The transparent wind is whistling cruelly, it must be about 6 degrees as we cross the Thames. I’m frozen as if perforated, the sky looks chilled, a premonition. Summer’s reticence is inexplicable, I have forgotten the dynamism of the world.
Tate Modern’s Turbine Hall is secured, inhabited by spanking new scarlet cranes while stage two is being completed.
The upstairs galleries gaggle with roving tourists, never stopping at the art which generally avoids canvas. The white walls are sometimes subverted. Keith Sonnier paints latex onto a gallery wall then adds painted sawdust. His Red Flocked Wall from 1969 is a delicate colourful cast of a white wall.
There’s now so much more art from the non-English speaking world on display.
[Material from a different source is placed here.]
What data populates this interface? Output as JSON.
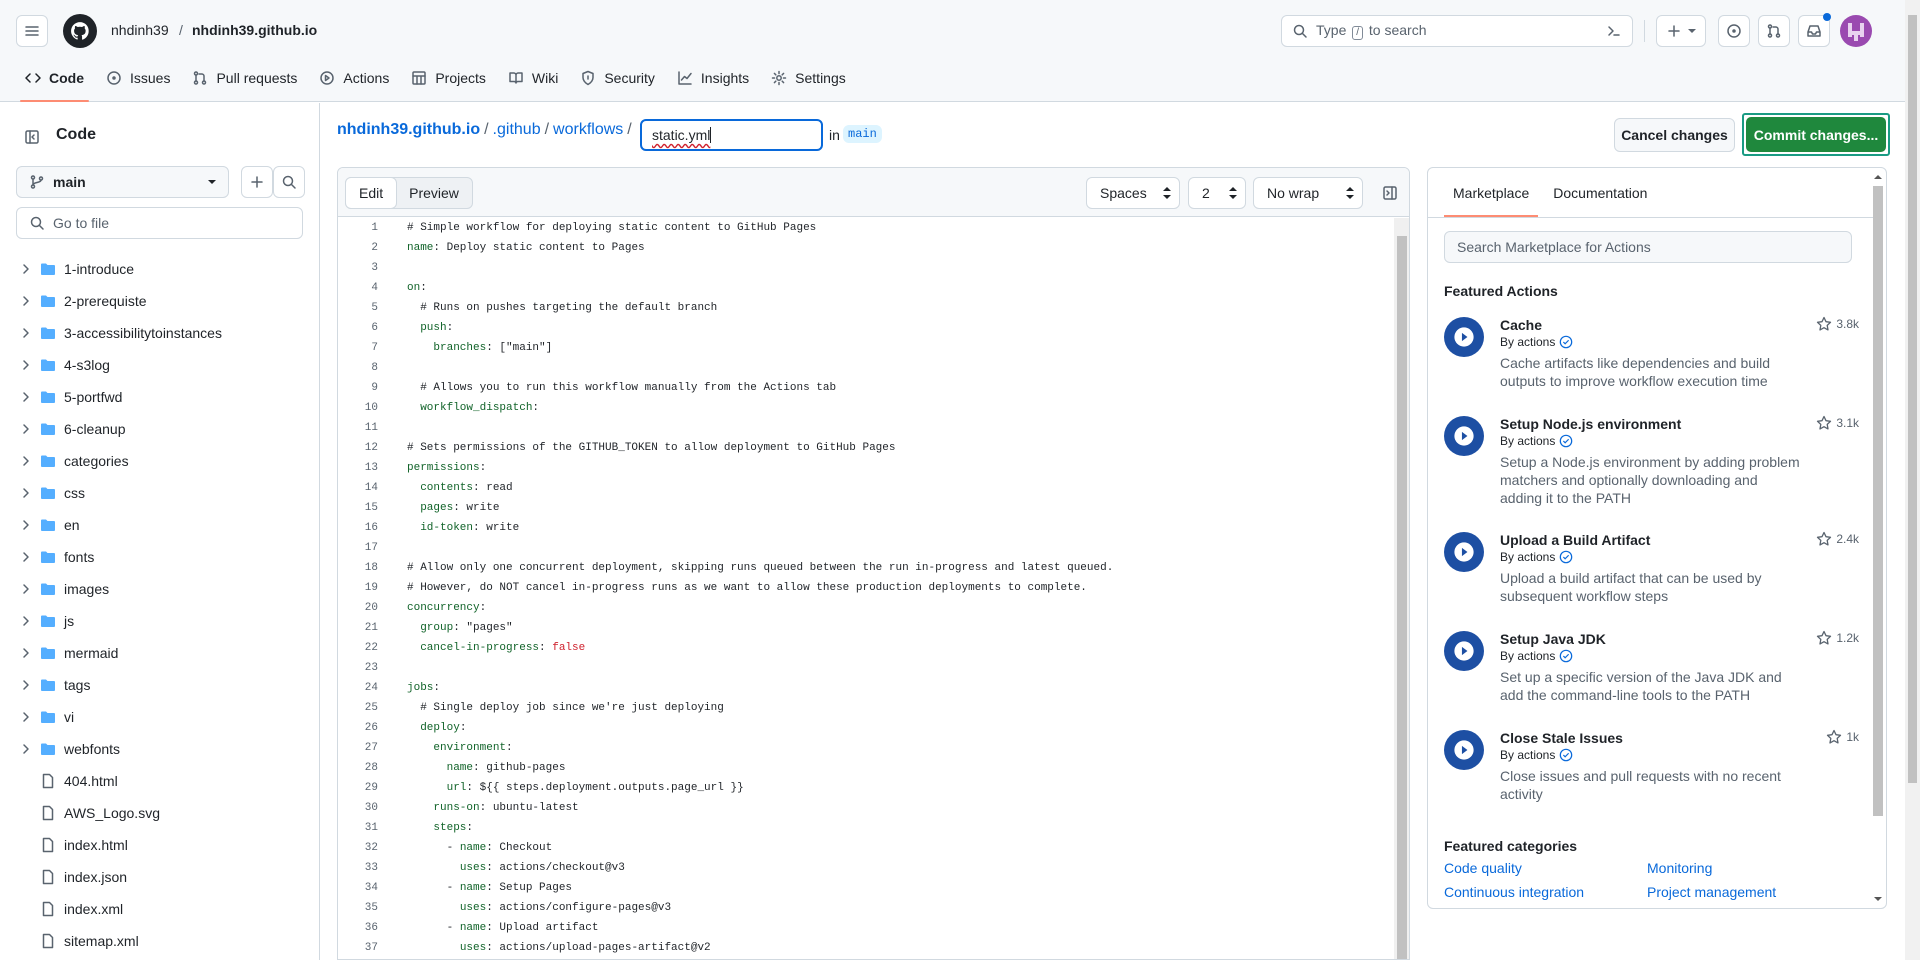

So many artists are new to me. I’m taken by Marta Minujin’s Parthenon of Books from 1983, a temple, an edifice clad in books banned by the Argentine generals just a week after the end of military rule. The building bricks included works by Freud, Marx, Adam Smith, Gramsci, Hemingway and Borges, a rich variety. After five days, she gave the books away to libraries and the people. She’s in a current London show of Latin American art with a proposal to build a replica of the Statue of Liberty in Battery Park. This one is to be edible, a people’s picnic with workers from MacDonalds attaching burgers to a scaffold and then using flame throwers to cook them. Her letter offering the sponsorship opportunity to MacDonalds is on display. At 73 she is still going strong.
I wish I had the energy for more detailed exploration today, but the cold has invaded my lungs and bones. I’m coughing.